Typical but nice National Park campground

Fairly typical national park campground. Two huge loops; sites varied in size; some were clearly for tents only as they had huge boulders that separated the driveway area from the rest of the campsite. Ours was site A46 and was a large pull-through. Easy access to the bathroom which was clean. I thought there were enough trees to separate the sites and provide privacy. Generators are annoying but their allowable hours are limited. Unusual that there were windows in the bathroom, and you could see into the handicapped stall from the windows! No showers, no hookups, no hot water. I did like the“drain” for dishwater– I’ve never seen one like this before. It was located just outside of the bathrooms in the A Loop. The biggest plus to this campground is access to the Cadillac Mountain trail, a challenging but rewarding hike! Also, as a senior, can't beat the price of $15 per night!

Acadia

We stayed here 2 nights going to Acadia last summer. No issues, but can’t remember much about it.

Quick stay

Stayed here going to Acadia. Didn’t spend much time here. Did have a wheel bearing go out on the trailer, and some folks at the park were helpful in finding parts and offering tools.

Big Family Campground

Spent the weekend here for their Halloween weekend. So much to do at this campground! The only issue was Saturday night.

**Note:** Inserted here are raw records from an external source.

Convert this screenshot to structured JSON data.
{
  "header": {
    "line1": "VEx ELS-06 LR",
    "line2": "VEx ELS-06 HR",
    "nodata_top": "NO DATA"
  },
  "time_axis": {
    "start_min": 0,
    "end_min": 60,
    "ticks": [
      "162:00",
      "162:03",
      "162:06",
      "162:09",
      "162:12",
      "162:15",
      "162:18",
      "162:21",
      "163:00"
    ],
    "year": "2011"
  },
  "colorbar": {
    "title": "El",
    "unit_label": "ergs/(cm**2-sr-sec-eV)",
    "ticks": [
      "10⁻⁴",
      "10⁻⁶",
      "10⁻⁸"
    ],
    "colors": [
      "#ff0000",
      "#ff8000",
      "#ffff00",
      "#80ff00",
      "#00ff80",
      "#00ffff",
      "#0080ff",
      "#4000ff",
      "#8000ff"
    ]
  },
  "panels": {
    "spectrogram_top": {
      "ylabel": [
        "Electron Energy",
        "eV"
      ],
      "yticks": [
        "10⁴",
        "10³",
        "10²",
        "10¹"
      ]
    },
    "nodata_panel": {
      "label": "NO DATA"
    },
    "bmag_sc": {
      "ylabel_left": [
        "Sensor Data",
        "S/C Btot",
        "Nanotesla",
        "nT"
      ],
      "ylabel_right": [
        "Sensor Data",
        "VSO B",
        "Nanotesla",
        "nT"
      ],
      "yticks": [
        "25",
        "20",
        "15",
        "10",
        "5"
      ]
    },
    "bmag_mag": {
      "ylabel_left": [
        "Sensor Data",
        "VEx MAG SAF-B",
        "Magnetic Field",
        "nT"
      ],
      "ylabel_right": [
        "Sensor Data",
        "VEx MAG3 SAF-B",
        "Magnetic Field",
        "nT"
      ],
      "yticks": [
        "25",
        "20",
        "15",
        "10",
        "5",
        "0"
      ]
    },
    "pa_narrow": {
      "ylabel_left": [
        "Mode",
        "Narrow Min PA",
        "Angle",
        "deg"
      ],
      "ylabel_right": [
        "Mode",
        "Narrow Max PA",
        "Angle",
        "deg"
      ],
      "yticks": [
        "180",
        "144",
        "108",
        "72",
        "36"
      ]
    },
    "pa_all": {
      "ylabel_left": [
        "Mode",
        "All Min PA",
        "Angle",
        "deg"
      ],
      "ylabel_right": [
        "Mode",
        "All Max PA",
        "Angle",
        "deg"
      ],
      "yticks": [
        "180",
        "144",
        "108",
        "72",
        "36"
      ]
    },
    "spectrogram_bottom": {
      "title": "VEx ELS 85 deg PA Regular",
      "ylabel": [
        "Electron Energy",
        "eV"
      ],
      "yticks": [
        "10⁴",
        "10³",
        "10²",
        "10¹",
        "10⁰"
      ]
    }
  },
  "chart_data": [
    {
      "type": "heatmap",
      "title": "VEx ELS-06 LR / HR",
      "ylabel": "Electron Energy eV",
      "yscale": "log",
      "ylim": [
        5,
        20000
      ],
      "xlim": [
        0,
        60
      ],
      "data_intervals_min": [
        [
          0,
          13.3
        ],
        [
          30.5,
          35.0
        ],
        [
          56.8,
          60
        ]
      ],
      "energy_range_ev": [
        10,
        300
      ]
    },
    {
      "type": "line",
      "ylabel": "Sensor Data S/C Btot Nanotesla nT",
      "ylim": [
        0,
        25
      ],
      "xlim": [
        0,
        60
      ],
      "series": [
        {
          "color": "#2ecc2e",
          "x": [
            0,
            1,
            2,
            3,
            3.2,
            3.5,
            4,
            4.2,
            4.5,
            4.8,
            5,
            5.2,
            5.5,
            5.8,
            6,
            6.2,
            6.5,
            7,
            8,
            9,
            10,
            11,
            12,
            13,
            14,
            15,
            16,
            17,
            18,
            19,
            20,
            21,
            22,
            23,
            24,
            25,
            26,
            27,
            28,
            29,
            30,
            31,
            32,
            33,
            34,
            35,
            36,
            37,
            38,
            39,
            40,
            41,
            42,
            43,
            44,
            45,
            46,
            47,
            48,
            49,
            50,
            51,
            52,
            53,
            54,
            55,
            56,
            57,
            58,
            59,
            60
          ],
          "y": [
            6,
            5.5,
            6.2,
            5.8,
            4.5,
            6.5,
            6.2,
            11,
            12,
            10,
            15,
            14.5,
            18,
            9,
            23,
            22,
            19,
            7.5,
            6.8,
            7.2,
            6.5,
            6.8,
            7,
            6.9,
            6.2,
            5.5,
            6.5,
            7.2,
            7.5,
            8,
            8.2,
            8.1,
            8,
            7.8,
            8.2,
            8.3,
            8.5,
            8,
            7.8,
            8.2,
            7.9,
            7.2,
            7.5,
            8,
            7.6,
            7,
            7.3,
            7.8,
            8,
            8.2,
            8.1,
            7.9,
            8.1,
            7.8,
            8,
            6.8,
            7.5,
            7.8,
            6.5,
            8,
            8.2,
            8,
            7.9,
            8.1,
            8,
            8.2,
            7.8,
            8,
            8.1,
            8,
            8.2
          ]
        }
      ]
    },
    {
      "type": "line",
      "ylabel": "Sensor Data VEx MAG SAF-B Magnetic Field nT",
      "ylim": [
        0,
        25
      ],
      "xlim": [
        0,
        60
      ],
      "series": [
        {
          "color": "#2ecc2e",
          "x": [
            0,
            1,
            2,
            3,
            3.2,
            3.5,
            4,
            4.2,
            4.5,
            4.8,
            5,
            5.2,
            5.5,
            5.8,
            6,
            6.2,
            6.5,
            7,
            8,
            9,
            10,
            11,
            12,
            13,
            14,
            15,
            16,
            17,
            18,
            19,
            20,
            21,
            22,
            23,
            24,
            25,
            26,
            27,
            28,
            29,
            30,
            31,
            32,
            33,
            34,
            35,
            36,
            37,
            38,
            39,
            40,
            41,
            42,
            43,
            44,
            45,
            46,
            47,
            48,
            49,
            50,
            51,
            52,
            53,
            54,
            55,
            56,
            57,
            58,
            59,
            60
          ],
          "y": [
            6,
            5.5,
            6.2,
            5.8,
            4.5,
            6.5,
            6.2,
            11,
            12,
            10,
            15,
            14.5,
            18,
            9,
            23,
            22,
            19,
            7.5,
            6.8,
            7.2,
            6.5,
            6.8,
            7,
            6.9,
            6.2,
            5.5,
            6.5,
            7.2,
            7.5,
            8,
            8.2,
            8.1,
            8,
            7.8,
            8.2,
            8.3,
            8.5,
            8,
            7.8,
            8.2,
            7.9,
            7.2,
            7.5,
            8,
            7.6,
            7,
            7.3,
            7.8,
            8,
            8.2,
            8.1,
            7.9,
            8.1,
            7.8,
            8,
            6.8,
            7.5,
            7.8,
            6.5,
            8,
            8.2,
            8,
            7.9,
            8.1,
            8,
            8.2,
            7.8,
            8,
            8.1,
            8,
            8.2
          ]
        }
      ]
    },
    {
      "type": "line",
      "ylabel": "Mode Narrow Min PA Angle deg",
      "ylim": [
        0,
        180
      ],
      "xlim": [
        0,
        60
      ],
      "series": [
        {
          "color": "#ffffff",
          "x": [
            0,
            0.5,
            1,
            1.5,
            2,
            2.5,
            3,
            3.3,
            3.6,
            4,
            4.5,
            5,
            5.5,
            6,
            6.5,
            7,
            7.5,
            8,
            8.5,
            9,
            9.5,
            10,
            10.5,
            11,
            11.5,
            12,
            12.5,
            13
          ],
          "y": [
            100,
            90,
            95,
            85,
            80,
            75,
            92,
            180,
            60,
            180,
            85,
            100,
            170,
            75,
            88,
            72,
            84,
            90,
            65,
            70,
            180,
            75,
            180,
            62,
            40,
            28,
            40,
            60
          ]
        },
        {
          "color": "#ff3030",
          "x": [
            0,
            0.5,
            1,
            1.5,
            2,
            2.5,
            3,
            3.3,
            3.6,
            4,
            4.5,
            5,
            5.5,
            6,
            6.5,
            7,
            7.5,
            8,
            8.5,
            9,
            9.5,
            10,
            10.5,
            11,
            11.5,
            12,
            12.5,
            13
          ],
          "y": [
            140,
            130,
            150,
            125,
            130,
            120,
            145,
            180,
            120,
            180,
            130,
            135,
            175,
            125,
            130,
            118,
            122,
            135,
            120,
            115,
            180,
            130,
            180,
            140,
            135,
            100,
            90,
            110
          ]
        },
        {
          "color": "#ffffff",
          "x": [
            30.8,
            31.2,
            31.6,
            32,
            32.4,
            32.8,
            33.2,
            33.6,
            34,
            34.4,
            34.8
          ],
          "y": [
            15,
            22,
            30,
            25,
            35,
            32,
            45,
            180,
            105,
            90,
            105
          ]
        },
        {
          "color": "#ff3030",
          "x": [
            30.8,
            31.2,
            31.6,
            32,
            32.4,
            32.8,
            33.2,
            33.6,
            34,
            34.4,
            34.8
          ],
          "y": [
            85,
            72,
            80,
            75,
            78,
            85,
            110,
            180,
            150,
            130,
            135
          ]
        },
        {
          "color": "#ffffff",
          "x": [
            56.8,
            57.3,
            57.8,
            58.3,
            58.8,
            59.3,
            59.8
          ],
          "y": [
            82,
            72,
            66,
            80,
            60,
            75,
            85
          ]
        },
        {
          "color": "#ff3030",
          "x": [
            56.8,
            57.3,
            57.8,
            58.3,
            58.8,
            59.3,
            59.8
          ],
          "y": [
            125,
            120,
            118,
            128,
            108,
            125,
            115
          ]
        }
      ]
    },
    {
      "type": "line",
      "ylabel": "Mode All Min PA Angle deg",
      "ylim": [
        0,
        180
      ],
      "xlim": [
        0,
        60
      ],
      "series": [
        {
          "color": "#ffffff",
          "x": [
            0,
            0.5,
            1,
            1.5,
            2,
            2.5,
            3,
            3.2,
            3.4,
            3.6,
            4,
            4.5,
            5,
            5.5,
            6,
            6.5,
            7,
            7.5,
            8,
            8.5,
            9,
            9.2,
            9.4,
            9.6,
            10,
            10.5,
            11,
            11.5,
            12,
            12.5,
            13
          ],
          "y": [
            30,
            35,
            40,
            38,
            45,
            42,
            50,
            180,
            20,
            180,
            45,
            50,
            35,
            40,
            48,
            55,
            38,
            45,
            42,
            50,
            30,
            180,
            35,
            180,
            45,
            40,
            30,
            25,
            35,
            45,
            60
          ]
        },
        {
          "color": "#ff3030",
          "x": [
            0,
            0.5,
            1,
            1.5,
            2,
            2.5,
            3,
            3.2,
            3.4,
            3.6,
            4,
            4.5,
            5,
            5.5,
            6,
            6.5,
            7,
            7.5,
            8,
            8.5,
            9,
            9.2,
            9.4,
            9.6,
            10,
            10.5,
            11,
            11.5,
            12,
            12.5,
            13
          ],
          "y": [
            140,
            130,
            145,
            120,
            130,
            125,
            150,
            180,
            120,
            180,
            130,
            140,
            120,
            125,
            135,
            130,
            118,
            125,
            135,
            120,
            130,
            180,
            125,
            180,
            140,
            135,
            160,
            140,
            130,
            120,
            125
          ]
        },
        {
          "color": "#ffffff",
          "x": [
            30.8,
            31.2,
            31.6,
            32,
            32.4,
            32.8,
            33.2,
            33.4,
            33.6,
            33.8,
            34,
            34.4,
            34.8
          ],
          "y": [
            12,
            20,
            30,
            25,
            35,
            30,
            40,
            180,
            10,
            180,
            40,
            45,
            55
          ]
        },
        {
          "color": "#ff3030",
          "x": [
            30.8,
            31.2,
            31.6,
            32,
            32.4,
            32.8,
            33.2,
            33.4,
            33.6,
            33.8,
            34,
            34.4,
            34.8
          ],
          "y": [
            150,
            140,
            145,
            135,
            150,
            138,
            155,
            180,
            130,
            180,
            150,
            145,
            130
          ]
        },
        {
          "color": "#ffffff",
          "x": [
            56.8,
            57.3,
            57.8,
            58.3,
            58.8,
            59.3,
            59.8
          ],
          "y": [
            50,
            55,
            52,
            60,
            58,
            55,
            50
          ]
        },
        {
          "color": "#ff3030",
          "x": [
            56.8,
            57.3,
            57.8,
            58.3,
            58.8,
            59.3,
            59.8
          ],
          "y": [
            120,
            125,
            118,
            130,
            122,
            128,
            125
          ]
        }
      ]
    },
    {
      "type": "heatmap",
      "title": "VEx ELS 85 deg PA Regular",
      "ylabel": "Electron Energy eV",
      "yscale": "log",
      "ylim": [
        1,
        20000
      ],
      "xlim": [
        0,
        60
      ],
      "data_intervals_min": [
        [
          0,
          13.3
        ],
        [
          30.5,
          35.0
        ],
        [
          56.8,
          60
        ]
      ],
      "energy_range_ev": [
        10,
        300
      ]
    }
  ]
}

Golf carts are available to rent but there was a lot that went buzzing by after quiet hours & kept us awake.